There are some situations where it is advantageous to file for Chapter 7 bankruptcy, then immediately after receiving a discharge to file for Chapter 13, in what is called a chapter 20 bankruptcy. Some courts have even allowed a debtor to file a Chapter 13 case while his Chapter 7 case was still pending. However, most courts have required that the Chapter 7 case be closed first because of the difficulties of having 2 concurrent cases dealing with the same debts.
Redemption by Installments
In a Chapter 7 bankruptcy, there are only 2 ways to keep secured property: redeeming the property by paying the creditor a lump sum equal to its replacement value or by signing a Reaffirmation Agreement where the debtor would have to continue paying on the full amount of the loan as if the bankruptcy never happened.

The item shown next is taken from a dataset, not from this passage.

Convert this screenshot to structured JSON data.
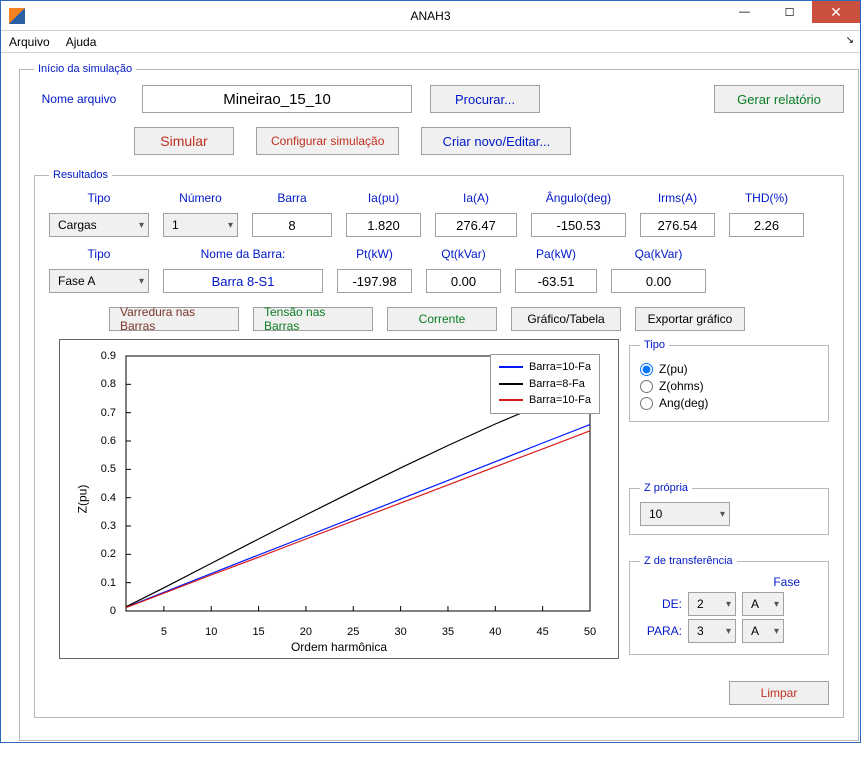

The advantage of redemption over reaffirmation is that the debtor can just pay the replacement value of the secured property rather than paying the full amount of the loan as would occur in reaffirmation. For instance, if you owe $10,000 on a car that is only worth $6,000, then you would only have to pay $6,000 to redeem it, but you would have to pay the full $10,000 plus interest in a reaffirmation agreement. Obviously, it would be advantageous to be able to redeem the car by paying only $6,000, but the problem is that you would have to pay the full amount in a lump sum, which isn't likely if you are filing for Chapter 7. Furthermore, if you purchased the car within 910 days of filing for Chapter 7, then the Bankruptcy Abuse Prevention and Consumer Protection Act (BAPCPA) of 2005 prevents you from redeeming the car by paying only its replacement value. You must continue making payments on the full debt to keep the car.
Previous to the BAPCPA, it was possible to pay in installments if the creditor agreed. However, the BAPCPA added some language to §362(d)(4)(B) that allows a secured creditor of real property to be granted relief from the automatic stay if the creditor can show that the debtor's serial filings was a means of delaying, hindering, or defrauding the creditor.

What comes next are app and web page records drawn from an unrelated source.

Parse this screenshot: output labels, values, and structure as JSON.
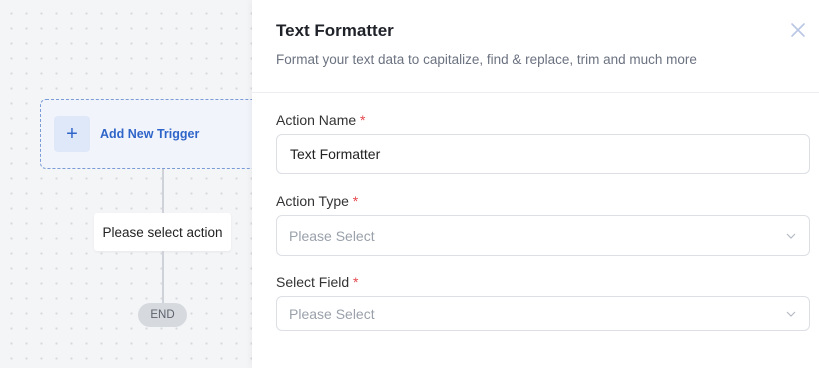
{
  "canvas": {
    "trigger": {
      "label": "Add New Trigger"
    },
    "action": {
      "label": "Please select action"
    },
    "end": {
      "label": "END"
    }
  },
  "panel": {
    "title": "Text Formatter",
    "subtitle": "Format your text data to capitalize, find & replace, trim and much more",
    "fields": {
      "action_name": {
        "label": "Action Name",
        "required_mark": "*",
        "value": "Text Formatter"
      },
      "action_type": {
        "label": "Action Type",
        "required_mark": "*",
        "placeholder": "Please Select"
      },
      "select_field": {
        "label": "Select Field",
        "required_mark": "*",
        "placeholder": "Please Select"
      }
    }
  },
  "colors": {
    "accent": "#2f65c9",
    "required": "#e5484d"
  },
  "icons": {
    "plus": "plus-icon",
    "close": "close-icon",
    "chevron": "chevron-down-icon"
  }
}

Another factor that may prevent you from successfully prosecuting a Chapter 20 maneuver is the lack of good faith. If the court or the trustee believes that you are using bankruptcy to defraud your creditors, then you may not receive a discharge.

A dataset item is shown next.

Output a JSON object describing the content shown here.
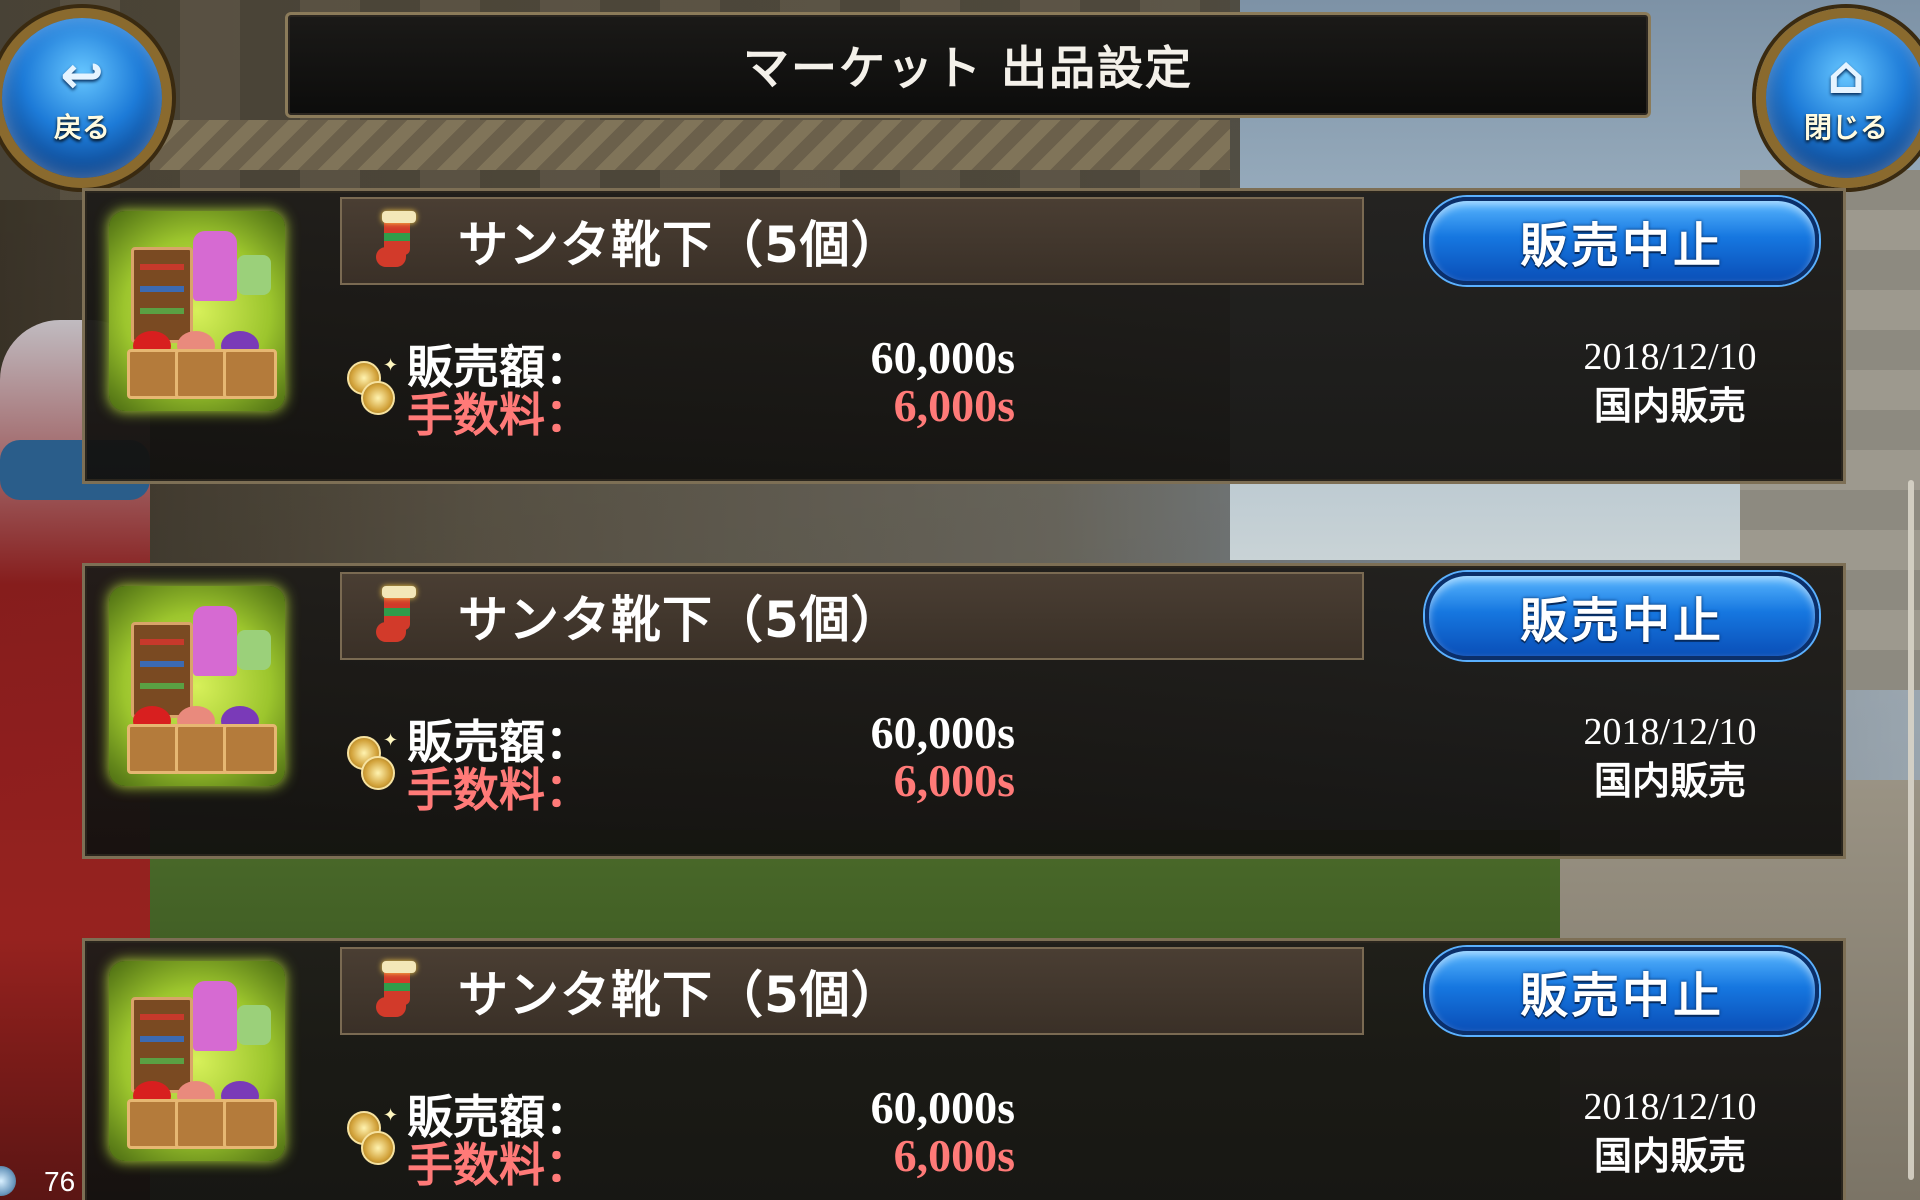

Factors that Courts Consider in Whether There is Good Faith in a Chapter 20 Serial Filing
Since good faith can only be determined by the totality of circumstances, the courts have developed a non-exclusive list of factors to consider for a Chapter 20:
- Did the debtor intend to file a Chapter 20?
- Is the debtor honest?
- Do the number and timing of previous bankruptcy filings suggest dishonesty or an abuse of the system?
- Is the debtor facing unusual or exceptional problems that can be mitigated with a Chapter 20 filing?
- Is the Chapter 13 filing the result of changed circumstances?
- Chapter 13 Repayment Plan
- Are the proposed repayments only a small percentage of the claims?
- Will the debtor be able to execute a Chapter 13 repayment plan?
- The type and amount of unsecured claims.
- Did the claims arise out of wrongful conduct in which the debtor proposes only minimal repayment?
- Does the chapter 13 repayment plan represent a good faith effort to satisfy creditors' claims?
- Legal Purpose
- Does the net result of the chapter 20 filing lead to results that are impermissible in Chapter 7 or Chapter 13?
- Do the 2 filings abuse the bankruptcy system or frustrate the purpose of the Bankruptcy Code?